University of Illinois Extension specialists are developing a low-cost manure application system so producers can calculate and record how much and where they spread manure.

“We’re building a low-cost yet effective system that will incorporate a hand-held, consumer-available GPS (global positioning system) unit, a portable computer and mapping software, such as FarmWorks or ArcPad,” says Jay Solomon, Extension educator from East Peoria, IL.

The ultimate goal is for the system to use the GPS unit data to sense when to turn the applicator off and on automatically when nearing non-application zones such as streams or wells.

Manure application data collected will be used to generate “as applied” maps for producers and other manure applicators.

Solomon is optimistic that a data collection system costing around $2,500 can be developed.

This type of data helps farmers in two ways, he says. First, it can give farmers an accurate record of manure application to better analyze yield problems from year to year or variation across the field.

Second, it provides computer records to document manure application practices should a neighbor file a complaint with the Environmental Protection Agency, he says.

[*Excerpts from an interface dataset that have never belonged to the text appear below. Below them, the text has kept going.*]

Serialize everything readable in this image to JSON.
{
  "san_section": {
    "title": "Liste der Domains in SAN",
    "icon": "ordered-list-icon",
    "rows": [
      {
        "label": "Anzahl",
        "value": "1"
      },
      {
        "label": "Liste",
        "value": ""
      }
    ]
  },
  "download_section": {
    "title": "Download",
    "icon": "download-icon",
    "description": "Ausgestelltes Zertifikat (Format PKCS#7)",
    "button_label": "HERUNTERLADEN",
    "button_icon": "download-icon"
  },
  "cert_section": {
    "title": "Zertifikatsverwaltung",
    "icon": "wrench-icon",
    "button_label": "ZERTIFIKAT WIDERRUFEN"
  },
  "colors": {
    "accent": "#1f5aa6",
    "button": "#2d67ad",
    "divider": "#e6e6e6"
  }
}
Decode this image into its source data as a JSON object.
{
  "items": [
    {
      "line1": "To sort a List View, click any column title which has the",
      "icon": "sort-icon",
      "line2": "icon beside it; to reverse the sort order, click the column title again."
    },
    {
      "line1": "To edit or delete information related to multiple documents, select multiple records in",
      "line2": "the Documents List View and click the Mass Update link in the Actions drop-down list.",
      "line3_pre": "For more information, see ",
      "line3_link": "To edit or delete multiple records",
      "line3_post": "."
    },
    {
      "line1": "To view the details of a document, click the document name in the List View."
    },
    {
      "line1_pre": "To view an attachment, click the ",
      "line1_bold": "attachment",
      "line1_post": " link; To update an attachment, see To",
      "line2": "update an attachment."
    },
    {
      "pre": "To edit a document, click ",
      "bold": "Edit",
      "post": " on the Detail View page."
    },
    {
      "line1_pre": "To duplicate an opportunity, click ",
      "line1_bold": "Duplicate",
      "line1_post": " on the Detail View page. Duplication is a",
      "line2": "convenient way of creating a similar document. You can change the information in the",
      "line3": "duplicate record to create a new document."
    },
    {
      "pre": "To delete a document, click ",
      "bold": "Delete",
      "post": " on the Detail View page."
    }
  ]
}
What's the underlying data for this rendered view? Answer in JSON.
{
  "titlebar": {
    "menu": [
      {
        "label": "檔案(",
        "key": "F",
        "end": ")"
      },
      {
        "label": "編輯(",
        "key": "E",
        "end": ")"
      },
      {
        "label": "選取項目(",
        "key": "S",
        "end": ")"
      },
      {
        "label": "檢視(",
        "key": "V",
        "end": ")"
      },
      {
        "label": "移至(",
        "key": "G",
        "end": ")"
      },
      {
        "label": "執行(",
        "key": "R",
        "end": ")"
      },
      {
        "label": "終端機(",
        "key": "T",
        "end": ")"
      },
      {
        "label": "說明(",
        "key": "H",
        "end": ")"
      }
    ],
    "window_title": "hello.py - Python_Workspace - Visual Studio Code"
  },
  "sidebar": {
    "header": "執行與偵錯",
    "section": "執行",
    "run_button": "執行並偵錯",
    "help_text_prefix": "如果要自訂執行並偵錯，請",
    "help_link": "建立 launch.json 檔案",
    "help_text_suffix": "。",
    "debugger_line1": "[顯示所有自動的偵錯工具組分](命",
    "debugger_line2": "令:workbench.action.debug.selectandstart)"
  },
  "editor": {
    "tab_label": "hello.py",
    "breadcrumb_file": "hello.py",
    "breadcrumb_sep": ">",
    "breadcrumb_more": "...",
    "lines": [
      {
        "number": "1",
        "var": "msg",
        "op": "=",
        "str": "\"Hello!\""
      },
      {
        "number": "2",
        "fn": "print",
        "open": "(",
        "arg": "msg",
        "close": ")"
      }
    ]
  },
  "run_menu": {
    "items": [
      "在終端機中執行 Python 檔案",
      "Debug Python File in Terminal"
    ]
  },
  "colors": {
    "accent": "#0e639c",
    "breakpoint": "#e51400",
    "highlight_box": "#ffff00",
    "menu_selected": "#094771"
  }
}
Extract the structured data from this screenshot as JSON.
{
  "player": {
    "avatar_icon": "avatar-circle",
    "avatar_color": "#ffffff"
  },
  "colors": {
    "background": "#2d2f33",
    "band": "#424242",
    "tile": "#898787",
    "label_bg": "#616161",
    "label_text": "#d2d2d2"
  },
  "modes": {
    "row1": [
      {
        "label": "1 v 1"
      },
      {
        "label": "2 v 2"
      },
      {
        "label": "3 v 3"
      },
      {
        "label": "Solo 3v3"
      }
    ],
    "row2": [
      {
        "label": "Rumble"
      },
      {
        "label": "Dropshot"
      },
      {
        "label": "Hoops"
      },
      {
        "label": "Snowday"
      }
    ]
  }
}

Also, what’s learned about mapping manure applications can eventually be applied to other practices such as chemical spraying.